Segment Start: DATA SHOWN
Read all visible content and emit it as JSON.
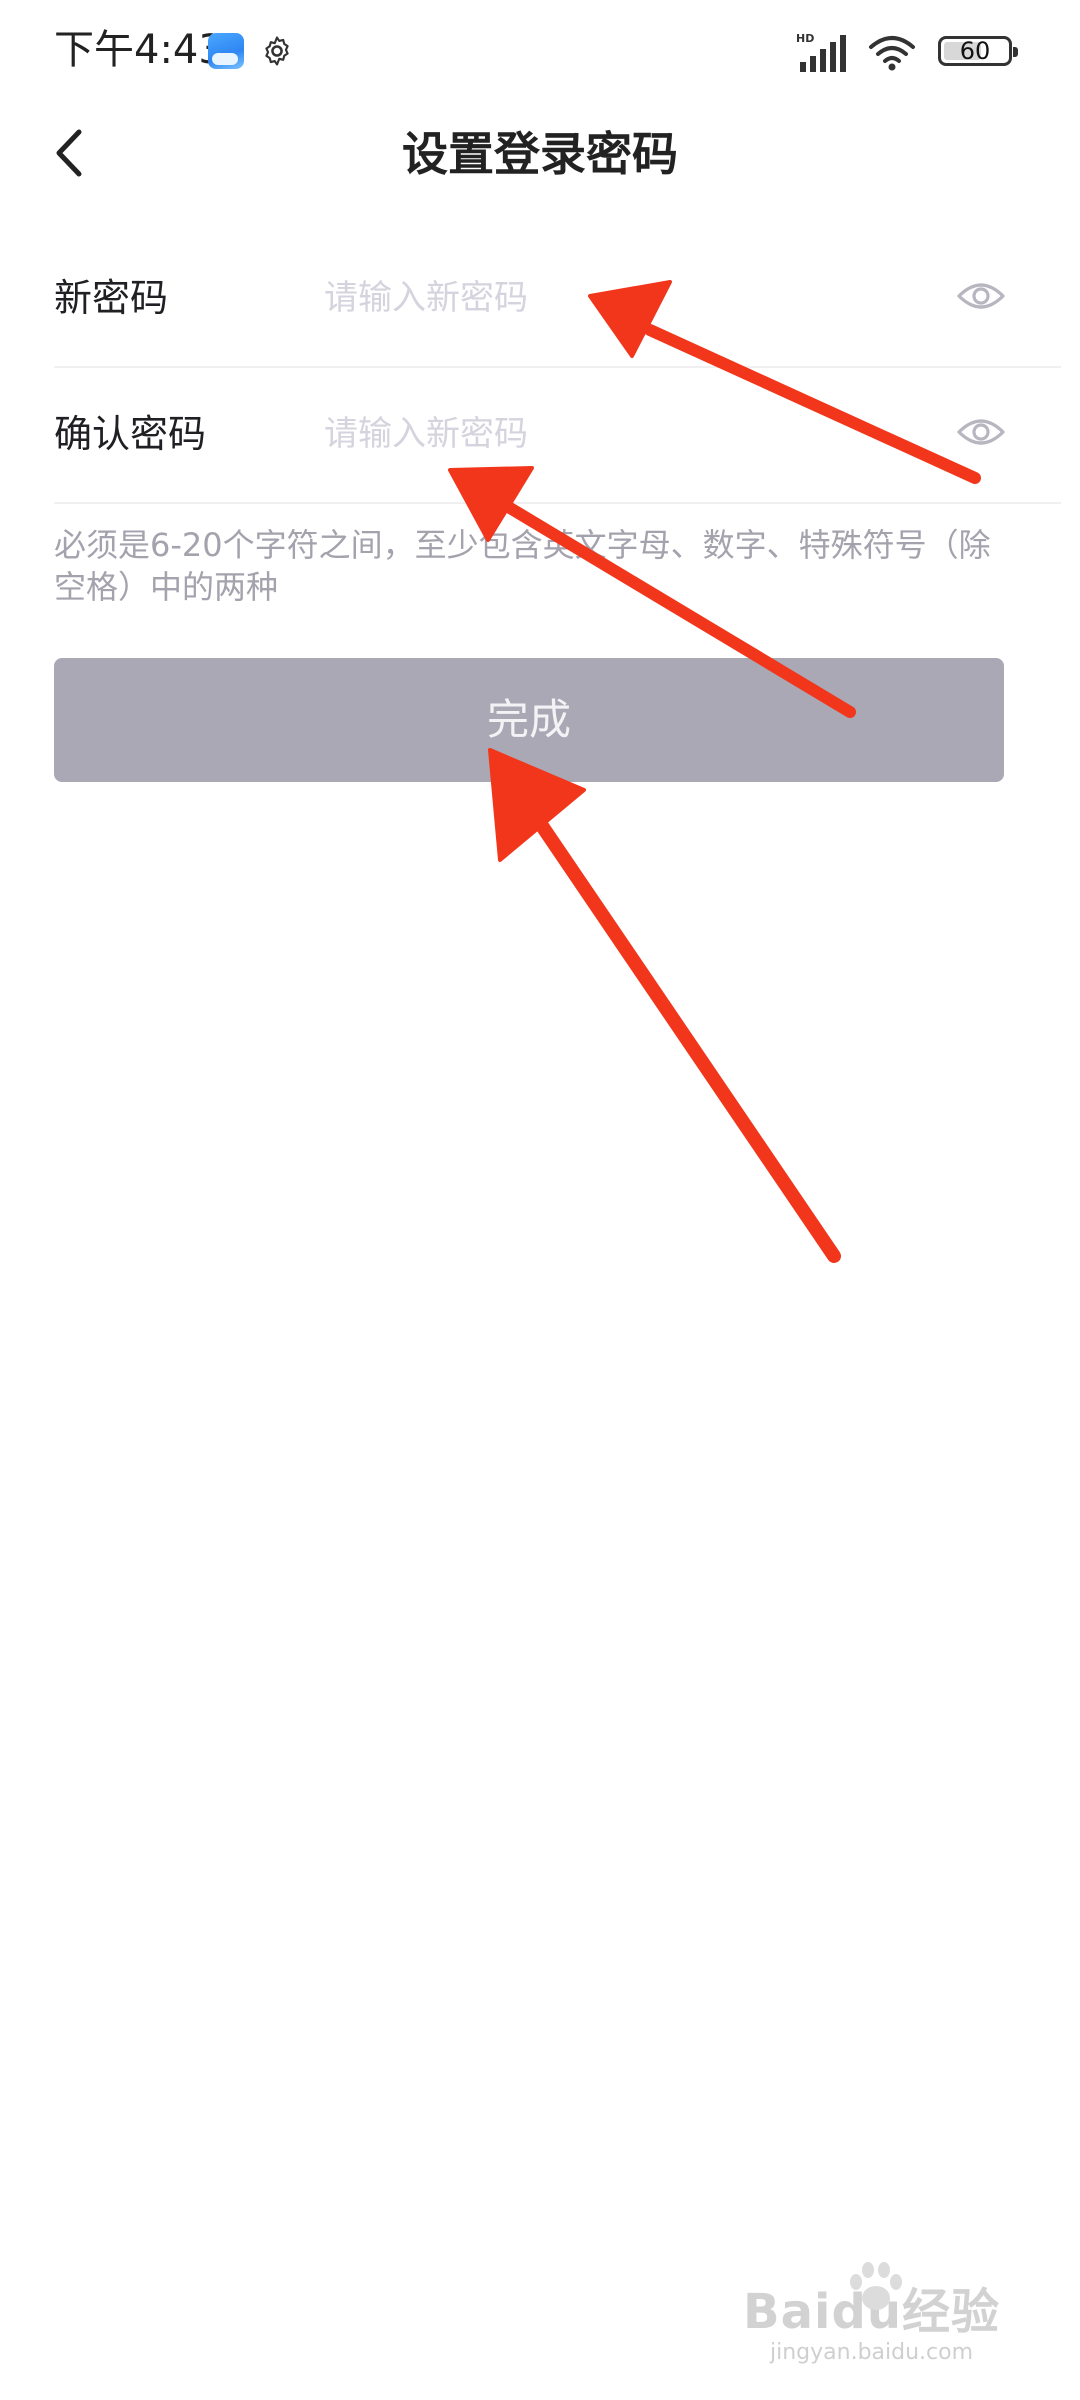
{
  "status_bar": {
    "time": "下午4:43",
    "battery": "60",
    "battery_level": 0.6,
    "network": "HD",
    "icons": [
      "weather-icon",
      "gear-icon",
      "signal-icon",
      "wifi-icon",
      "battery-icon"
    ]
  },
  "header": {
    "back_icon": "chevron-left-icon",
    "title": "设置登录密码"
  },
  "form": {
    "new_password": {
      "label": "新密码",
      "placeholder": "请输入新密码",
      "value": "",
      "toggle_icon": "eye-icon"
    },
    "confirm_password": {
      "label": "确认密码",
      "placeholder": "请输入新密码",
      "value": "",
      "toggle_icon": "eye-icon"
    },
    "hint": "必须是6-20个字符之间，至少包含英文字母、数字、特殊符号（除空格）中的两种"
  },
  "submit": {
    "label": "完成",
    "enabled": false
  },
  "watermark": {
    "logo": "Baidu经验",
    "url": "jingyan.baidu.com"
  },
  "colors": {
    "button_disabled": "#a9a8b4",
    "annotation_arrow": "#f2361b",
    "placeholder": "#d5d3dd",
    "hint": "#a4a2ad"
  }
}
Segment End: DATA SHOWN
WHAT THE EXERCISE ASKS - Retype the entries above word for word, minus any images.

TASK SOLUTION -
Read all visible content and emit it as JSON.
{
  "status_bar": {
    "time": "下午4:43",
    "battery": "60",
    "battery_level": 0.6,
    "network": "HD",
    "icons": [
      "weather-icon",
      "gear-icon",
      "signal-icon",
      "wifi-icon",
      "battery-icon"
    ]
  },
  "header": {
    "back_icon": "chevron-left-icon",
    "title": "设置登录密码"
  },
  "form": {
    "new_password": {
      "label": "新密码",
      "placeholder": "请输入新密码",
      "value": "",
      "toggle_icon": "eye-icon"
    },
    "confirm_password": {
      "label": "确认密码",
      "placeholder": "请输入新密码",
      "value": "",
      "toggle_icon": "eye-icon"
    },
    "hint": "必须是6-20个字符之间，至少包含英文字母、数字、特殊符号（除空格）中的两种"
  },
  "submit": {
    "label": "完成",
    "enabled": false
  },
  "watermark": {
    "logo": "Baidu经验",
    "url": "jingyan.baidu.com"
  },
  "colors": {
    "button_disabled": "#a9a8b4",
    "annotation_arrow": "#f2361b",
    "placeholder": "#d5d3dd",
    "hint": "#a4a2ad"
  }
}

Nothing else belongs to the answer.